Posted on: March 29, 2016
In the month since the ceasefire was declared in Syria, peace talks have been held in Geneva, and the historic city of Palmyra has been recaptured from terrorist militants. The United Nations envoy overseeing the Syrian peace process has slated the next round of talks for April 9th.
However, the ceasefire has by no means been universally observed. The Russian coordination centre in Latakia reported that unspecified groups launched 11 attacks within the last 24 hours of the time this article was written. Mortars were fired, and heavy shelling targeted both the Kurdish YPG protection units and residential areas, claiming at least one life and injuring several others.
The greatest victory by any party in the war-weary country has been the retaking of the captured city of Palmyra by regime forces. The historic site was seized by Islamic state militants in 2014. With the aid of heavy air-support from the Russian Federation, regime forces and local allied militia were able to gain ground as the terrorists were forced to flee their stronghold. Further airstrikes were reportedly targeting vehicles leaving the city, travelling east towards ISIS-held territory.
Further complications to the conflict involves the decades-long (some argue centuries) antagonizing of an ethnic minority, the Kurds, by Turkey and subsequent antagonizing of the Turkish majority by the Kurds. Because of the hard-won semi-autonomy enjoyed by the Kurds in Syria, many have flocked to the Kurdish People’s Army (YPG) banner from neighbouring Turkey. The YPG are arguably the best ground-force controlling Islamic state militant activity on the Turkish border; however, Turkish officials consider the YPG to be a terrorist organization. As the west has backed the rebel groups, including the YPG, this has caused internal disagreement among the rebel-backing nations. The west cannot afford to alienate Turkey, being an important NATO member situated in the Mediterranean, especially when its immediate neighbour is already at war.
A short tangent on Turkey/The Kurds: The Turkish government has been condemned by the United Nations for decades for their treatment of the Kurdish people. Numerous human rights violations have been cited, heavily emphasising the approaching-genocidal policies on the Kurdish language and culture within Turkey. However, independent political groups of Kurdish radicals have staged loud protests involving bombings and taking ethnic Turks hostage in order to gain autonomy from Turkey.
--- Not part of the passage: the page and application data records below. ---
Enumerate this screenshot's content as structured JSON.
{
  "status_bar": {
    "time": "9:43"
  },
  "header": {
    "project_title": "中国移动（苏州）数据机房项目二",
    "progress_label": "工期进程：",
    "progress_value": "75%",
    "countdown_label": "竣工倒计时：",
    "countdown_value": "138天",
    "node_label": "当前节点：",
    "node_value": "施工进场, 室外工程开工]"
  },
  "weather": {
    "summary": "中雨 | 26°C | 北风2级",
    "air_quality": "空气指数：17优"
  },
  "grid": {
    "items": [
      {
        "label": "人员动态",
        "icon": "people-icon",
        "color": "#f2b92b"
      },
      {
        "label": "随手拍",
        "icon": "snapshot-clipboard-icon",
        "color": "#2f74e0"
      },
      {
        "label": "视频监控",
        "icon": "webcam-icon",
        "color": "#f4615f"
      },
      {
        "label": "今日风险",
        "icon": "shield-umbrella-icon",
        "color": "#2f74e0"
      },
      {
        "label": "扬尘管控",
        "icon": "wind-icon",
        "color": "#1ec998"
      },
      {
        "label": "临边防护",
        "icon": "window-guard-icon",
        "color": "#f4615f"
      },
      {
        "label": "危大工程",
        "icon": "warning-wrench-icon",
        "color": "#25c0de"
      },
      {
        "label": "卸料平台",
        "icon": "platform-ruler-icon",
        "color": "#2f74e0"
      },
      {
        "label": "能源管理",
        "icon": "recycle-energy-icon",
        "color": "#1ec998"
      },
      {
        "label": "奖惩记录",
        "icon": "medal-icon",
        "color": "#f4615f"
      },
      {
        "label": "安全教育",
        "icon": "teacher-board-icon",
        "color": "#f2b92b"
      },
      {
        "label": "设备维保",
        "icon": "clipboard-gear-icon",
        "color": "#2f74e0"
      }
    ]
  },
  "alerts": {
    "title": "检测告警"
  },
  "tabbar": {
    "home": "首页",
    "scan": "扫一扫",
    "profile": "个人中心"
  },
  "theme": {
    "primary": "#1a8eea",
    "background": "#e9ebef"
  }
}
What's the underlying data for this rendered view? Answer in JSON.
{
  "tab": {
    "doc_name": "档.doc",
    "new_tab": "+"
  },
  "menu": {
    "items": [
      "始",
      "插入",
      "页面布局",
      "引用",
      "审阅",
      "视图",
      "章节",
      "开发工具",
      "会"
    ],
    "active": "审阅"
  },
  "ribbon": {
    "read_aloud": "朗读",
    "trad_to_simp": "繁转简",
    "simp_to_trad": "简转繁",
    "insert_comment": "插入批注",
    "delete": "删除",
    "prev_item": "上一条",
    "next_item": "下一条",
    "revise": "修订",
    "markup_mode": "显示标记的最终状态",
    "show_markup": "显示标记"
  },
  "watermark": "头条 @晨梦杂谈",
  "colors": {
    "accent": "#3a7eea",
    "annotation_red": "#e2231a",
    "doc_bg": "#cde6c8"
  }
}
In the weeks since the tenuous agreement was announced, the Obama administration has been facing increasing pressure to follow through on their intentions to oust the Assad regime from Syrian government. It is speculated that the Russian air support has turned the tide of the civil war in the regime’s favour. However, Russia has begun to withdraw much of its heavy military presence in the area, suggesting that Russia too wishes for a swift conclusion to the half-decade political unrest. Secretary of State John Kerry went so far as to state that Russia was by no means “wedded” [sic] to Assad, although State Spokespersons declined to comment on the recent victory in Palmyra by regime forces, only expressing relief at the victory over terrorist insurgents.